Our study does not help to answer important questions about mechanisms of placebo effects. We recognized that establishing both potential conditioned effects (by pairing the placebo with 100% stimulant dose) and potential expectancy effects (describing the placebo as a “dose extender”) negated the possibility that we can determine which of these mechanisms contributed to the resultant effects of the CPDR procedure. However, the primary purpose of this study was proof of a novel treatment concept and preliminary evidence of efficacy. Since a demonstration of efficacy must precede examination of mechanism, we designed our procedure accordingly.

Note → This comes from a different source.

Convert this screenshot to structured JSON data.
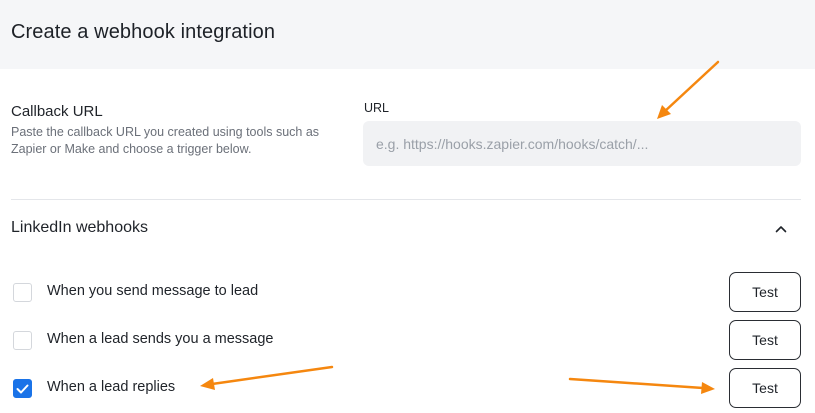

One might consider whether merely a discussion with the parent about the potential benefits of a reduced dosage of the medication would have accomplished the same thing as the use of a placebo. Clinical experience suggests otherwise. Efforts to decrease doses of stimulants very often lead to symptom relapse, even when the parent wants to have the child on a low dose. Moreover, the RD group did poorly, with marked deterioration in ADHD control, despite their parents’ desire to have their children treated with lower doses of stimulant. This suggests that the addition of the open-label placebo was a critical element in the effectiveness of the conditioned placebo dose reduction treatment.
As progress is made in understanding mechanisms of placebo effects, we should remain open to ethical innovative uses of placebo effects that complement established therapeutic approaches. Children with ADHD may be a group of patients who could benefit greatly from such novel treatments.
The study was funded by the National Institute of Mental Health, Grant number R21 MH068146.
Role of the Funding Source
The NIMH funded this study and had no involvement in any aspects of the study or this paper.
Authors Contributions and SignaturesI declare that I participated in the design and implementation of the study. I had full access to all the data in the study and I had final responsibility for the decision to submit for publication. I am the primary author of the manuscript and I have seen and approved the final version. I have no conflicts of interest to report.
I declare that I participated in the design and implementation of the study. I have seen and approved the final version of the manuscript. I have no conflicts of interest to report.
I declare that I participated in the design of the study and data analysis. I contributed to the manuscript and I have seen and approved the final version. I have no conflicts of interest to report.
Adrian D. Sandler, Olson Huff Center, Mission Children’fs Hospital, Asheville NC.
Corrine E. Glesne, Olson Huff Center, Mission Children’fs Hospital, Asheville NC.
James W. Bodfish, Departments of Psychiatry & Pediatrics, Carolina Institute for Developmental Disabilities, University of North Carolina at Chapel Hill.